By Emily Heaton and Nicholas Boersma, Department of Agronomy
Giant Miscanthus (Miscanthus × giganteus) is a perennial warm-season grass used for bioenergy, and is being planted on thousands of acres in Missouri and Arkansas this spring. Given the warm spring, and the high level of interest in Miscanthus this year, we have been getting lots of questions around propagation and planting.
A sterile hybrid, Giant Miscanthus is most commonly planted from rhizome pieces when the soil temperatures have reached 50 F. Most farmers get their rhizomes from a commercial supplier, but those people who just want to play around with the new crop have been planting small plots that they can then dig up and propagate into larger stands at their leisure. Here are some things to consider if you are propagating and/or planting rhizomes this spring.

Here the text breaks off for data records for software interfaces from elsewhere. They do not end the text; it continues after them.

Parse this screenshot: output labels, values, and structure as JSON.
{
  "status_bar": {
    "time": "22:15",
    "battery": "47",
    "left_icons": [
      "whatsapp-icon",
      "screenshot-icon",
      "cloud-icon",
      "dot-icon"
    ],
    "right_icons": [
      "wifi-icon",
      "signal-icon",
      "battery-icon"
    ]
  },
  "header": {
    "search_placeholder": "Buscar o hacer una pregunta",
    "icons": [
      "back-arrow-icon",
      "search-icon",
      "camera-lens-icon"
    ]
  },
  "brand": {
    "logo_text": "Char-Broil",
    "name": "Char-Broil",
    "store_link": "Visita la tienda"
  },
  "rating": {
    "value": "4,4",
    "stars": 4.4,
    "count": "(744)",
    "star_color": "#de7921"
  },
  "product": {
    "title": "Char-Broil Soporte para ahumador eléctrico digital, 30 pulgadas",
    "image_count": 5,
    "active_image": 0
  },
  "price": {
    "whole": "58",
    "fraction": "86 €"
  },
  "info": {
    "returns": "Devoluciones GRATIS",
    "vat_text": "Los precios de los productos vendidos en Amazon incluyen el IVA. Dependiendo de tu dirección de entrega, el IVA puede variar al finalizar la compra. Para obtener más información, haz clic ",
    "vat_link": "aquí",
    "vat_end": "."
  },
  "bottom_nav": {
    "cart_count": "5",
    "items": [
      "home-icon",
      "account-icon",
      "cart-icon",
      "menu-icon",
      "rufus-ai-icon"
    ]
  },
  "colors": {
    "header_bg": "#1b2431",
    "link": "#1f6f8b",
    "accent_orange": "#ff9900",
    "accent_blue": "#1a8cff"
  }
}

- If you want to dig up rhizomes from an established stand, it is best to do this while the stand is dormant, that is, after it has died back in the fall and before in emerges in the spring.
- If you are not replanting immediately, dig and separate the rhizomes, then keep them cool (approximately 40 F), making sure they don't dry out.
- If your Miscanthus has already emerged, you can still dig, but if you have expanded leaves, it is getting too late. Once the shoots get over 10 inches tall on average, you will start losing plants, and it is best to wait until the following year to dig. A rule of thumb might be that for every inch the stand is over 8 inches, you will lose 5 percent of the potential plants.
- Plant rhizomes in a weed-free row (can use strip tillage), making sure that all of the rhizome is covered, but not too deep; at least part of it should be within 2 inches of the soil surface.
- Good weed control is essential at establishment. Planting on a grid will allow for cultivation after the Miscanthus has emerged. Harness and Harness Xtra are labeled for use on Miscanthus for pre-emergent weed control.
- Rhizomes can take a while to emerge, anywhere from three days to three weeks, typically, with some not emerging until late in the season. This is frustrating, but resist the urge to dig anything up or replant until three weeks, warm temperatures and some good rain have had a chance to work.
Shoots of Giant Miscanthus emerging from a clump of rhizomes in a recently tilled field near Ames, Iowa. Most shoots are still in the whorl, with only a few small emerged leaves. Once more leaves have unrolled, this field should not be divided this year.
Emily Heaton is an Iowa State University agronomy professor with extension responsibilities in biomass production. She can be contacted by emailing email@example.com or calling 515-294-1310. Nicholas Boersma is a research associate in the agronomy department. He can be contacted at firstname.lastname@example.org or calling 515-851-1024.